Rarities of Piano Music at Schloss vor Husum - 2010
Carl Phillip Emanuel BACH (1714-1788)
Sonata in E minor Wq 59 No.1 H281 (1784) [6:51]
Marc-André Hamelin (piano)
Stephen HELLER (1813-1888)
4 Freischütz Studies – Nos 1 and 3 Op.127 (1871) [7:48]
Jean-Frédéric Neuburger (piano)
Richard WAGNER (1813-1883)
Flower Maidens’ Scene and Finale from Parsifal – transcribed by Zoltán Kocsis (b.1952) [14:52]
Ian Fountain (piano)
Ferruccio BUSONI (1866-1924)
Prelude in E flat minor Op.37 No.14 (K.181) [4:18]
Michail Lifits (piano)
6 Elegies K249 – No.2 All’Italia! (1907) [7:22]
Giovanni Bellucci (piano)
Boris PASTERNAK (1890-1960)
2 preludes (1906) [5:49]
Eldar Nebolsin (piano)
Sonata in B minor (1909) [13:45]
Hiroaki Takenouchi (piano)
Jřrgen BENTZON (1897-1951)
Variations on a theme of Chopin Op.1 (1921) [11:23]
Peter Froundjian (piano)
Robert HELPS (1928-2001)
Hommage ŕ Fauré, from 3 Hommages No.1 (1972) [4:20]
Jenny Lin (piano)
rec. August 2010, at Schloss vor Husum
We expect ingenious programmes from this long running series and we are never disappointed. This one ranges over the centuries, alighting on the unexpected, the overlooked, the ignored and the wholly improbable.
But the programme begins with C.P.E. Bach and indeed it is arranged intelligently to allow one to appreciate the nature of the music’s trajectory whilst also, of course, allowing the listener to assert one’s perfect right to ignore it entirely and instead focus on one’s own particular area of interest. But when it’s pointed out that the Bach sonata is played by Marc-André Hamelin, one might wish to stay for the party, because his perky, droll playing perfectly matches C.P.E. Bach’s perky and quixotic writing. The pecky articulation here enlivens things enormously, and so too does the free fantasia kind of writing that Bach is employing. The finale is greatly engaging and the droll Haydnesque throwaway ending a real treat. The audience even goes so far as to titter.
Jean-Frédéric Neuburger plays two of the four Freischütz Studies of Stephen Heller.

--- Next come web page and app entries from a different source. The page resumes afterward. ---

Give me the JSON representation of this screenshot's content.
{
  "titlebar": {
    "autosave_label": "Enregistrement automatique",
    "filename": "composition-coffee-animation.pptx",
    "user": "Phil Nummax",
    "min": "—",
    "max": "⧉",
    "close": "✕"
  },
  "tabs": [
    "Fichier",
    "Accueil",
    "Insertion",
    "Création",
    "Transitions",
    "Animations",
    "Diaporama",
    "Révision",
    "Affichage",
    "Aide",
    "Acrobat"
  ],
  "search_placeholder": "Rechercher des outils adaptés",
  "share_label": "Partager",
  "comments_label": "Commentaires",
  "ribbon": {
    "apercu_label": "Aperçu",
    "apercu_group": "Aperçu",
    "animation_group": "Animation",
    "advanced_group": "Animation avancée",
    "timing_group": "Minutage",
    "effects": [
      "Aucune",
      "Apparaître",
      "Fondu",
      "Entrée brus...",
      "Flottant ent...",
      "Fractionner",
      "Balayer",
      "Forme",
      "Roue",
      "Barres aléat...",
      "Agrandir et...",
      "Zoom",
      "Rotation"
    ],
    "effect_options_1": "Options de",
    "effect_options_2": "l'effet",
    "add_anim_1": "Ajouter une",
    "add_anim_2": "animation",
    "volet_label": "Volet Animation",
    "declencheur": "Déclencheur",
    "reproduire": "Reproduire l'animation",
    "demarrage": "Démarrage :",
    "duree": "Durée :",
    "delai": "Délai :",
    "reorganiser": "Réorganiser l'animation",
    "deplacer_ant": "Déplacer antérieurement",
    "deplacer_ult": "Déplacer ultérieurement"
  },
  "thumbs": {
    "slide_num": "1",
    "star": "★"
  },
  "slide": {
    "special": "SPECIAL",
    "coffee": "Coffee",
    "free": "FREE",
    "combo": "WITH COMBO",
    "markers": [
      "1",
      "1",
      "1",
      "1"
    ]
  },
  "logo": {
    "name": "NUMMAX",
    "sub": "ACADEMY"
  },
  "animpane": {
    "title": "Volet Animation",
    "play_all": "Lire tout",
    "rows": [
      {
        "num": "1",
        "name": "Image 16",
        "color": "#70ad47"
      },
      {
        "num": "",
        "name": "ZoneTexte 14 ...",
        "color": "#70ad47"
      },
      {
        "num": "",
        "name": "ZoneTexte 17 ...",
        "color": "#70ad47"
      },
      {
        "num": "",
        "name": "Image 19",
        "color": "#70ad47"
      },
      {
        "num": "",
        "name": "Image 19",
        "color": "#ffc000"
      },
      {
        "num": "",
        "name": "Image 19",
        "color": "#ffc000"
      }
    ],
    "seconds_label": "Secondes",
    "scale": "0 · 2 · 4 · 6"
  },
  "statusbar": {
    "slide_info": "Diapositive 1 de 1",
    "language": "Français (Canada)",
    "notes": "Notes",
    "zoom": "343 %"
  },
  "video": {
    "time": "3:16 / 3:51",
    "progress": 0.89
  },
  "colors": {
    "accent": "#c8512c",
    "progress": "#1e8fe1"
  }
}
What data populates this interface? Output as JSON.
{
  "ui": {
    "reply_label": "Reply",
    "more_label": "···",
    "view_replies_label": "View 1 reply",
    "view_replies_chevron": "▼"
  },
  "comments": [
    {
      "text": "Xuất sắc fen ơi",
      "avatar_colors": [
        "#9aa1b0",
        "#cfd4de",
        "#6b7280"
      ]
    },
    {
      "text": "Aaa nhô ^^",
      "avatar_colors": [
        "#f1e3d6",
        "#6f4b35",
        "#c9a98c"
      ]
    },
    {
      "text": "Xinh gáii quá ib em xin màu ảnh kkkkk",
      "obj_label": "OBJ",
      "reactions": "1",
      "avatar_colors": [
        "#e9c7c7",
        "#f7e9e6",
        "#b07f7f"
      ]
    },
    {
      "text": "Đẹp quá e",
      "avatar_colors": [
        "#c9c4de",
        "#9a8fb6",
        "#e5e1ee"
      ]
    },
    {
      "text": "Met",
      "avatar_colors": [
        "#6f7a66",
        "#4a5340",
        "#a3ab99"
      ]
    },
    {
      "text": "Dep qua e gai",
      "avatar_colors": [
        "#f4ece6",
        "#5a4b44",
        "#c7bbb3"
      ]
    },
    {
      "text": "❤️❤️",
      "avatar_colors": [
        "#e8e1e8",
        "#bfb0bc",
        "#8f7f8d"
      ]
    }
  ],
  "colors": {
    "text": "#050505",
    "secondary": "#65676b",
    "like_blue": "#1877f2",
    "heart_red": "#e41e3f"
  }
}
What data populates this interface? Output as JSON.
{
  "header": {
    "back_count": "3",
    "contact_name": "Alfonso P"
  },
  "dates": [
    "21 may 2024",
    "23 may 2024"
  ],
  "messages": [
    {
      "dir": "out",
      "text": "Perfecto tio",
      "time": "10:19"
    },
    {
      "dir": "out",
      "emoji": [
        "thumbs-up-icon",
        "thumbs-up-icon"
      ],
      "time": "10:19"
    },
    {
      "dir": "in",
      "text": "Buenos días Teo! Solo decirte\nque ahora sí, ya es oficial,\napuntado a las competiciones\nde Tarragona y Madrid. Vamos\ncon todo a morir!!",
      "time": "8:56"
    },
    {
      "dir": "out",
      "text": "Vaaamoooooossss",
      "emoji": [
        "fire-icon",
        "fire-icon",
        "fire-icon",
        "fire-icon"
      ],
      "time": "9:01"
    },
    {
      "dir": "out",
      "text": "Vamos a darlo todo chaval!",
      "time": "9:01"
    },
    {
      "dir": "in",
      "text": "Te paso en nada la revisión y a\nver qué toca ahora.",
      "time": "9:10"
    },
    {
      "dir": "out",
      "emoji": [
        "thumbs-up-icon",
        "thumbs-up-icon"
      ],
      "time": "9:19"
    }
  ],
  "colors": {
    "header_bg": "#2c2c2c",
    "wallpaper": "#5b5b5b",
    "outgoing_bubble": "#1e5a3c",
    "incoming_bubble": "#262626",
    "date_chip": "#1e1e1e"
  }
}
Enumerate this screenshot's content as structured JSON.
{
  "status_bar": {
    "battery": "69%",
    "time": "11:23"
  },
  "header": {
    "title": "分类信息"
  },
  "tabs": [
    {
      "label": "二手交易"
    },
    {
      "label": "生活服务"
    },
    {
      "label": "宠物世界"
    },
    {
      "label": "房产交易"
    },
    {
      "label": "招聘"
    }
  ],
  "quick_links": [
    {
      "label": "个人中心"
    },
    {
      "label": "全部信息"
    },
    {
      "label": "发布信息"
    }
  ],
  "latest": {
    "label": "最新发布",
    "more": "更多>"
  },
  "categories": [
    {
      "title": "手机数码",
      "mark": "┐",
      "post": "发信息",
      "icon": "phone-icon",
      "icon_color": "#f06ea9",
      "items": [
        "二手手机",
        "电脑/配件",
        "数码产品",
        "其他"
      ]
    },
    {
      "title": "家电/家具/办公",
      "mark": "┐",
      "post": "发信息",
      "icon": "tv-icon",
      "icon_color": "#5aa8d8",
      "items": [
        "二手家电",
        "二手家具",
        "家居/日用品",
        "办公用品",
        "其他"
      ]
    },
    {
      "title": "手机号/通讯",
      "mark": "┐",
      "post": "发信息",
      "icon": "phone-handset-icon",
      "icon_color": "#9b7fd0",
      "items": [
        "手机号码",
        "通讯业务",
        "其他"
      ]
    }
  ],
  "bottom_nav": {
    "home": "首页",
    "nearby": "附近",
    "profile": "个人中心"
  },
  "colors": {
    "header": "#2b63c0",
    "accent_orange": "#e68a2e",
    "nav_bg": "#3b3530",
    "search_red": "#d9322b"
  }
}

There’s a deal of tempestuous writing here, drama and refined legato too, and the Weberian ethos transfers perfectly to the purely pianistic medium. There then follows a significant addition to the repertory by a contemporary pianist in the shape of Zoltán Kocsis’ transcription of the Flower Maidens’ Scene and Finale from Parsifal. Textures here are filled out and Kocsis had added a vocal line toward the end. It’s a formidable piece of work, and let’s see how many of his colleagues take it on. One who has is Ian Fountain who plays it splendidly. Michail Lifits performs Busoni’s Prelude in E flat minor whilst the composer’s second Elegie, All’Italia! receives an equally authoritative reading from Giovanni Bellucci. We find the extensive Variations on a theme of Chopin Op.1 written in 1921 by the 24 year old Jřrgen Bentzon. It’s based on one of the Mazurkas and is made up of nine variations; plenty of contrasts, sometimes stark contrasts. It’s a most interesting piece for an opus 1 — quite complex in places. There’s homage of sorts from Robert Helps, whose Hommage ŕ Fauré, from 3 Hommages dates from 1972. It’s delicate and rather lovely, well worth hearing. I note that the rest of Jenny Lin’s programme consisted of works by Miaskovsky, Feinberg and Kaprálová. That’s seriously good programming. Are we ever going to hear it?
Finally there’s the case of Boris Pasternak. The Boris Pasternak of Dr. Zhivago fame. His family was cultured and musical—his mother had been a concert pianist and a student of Anton Rubinstein and Leschetitzky—and he entered the Moscow Conservatoire, only to leave in 1910 to study philosophy. When he was 16 he wrote two charming Preludes, saturated in the influence of Scriabin whose portrait his father, a famous painter, had made. Three years later he wrote a Sonata in B minor. Like a number of Scriabin’s later sonatas it’s in one movement, quite complex, free, harmonically questing, replete with sepulchral moments and Rachmaninovian bell tolls. It’s quite impressive. Next we’ll hear that H.G. Wells wrote a symphony.
As ever given that the pianistic net is cast wide, there should be something for pianophiles in this latest volume.
Jonathan Woolf
As ever given that the pianistic net is cast wide, there should be something for pianophiles in this latest volume.

see also review by John France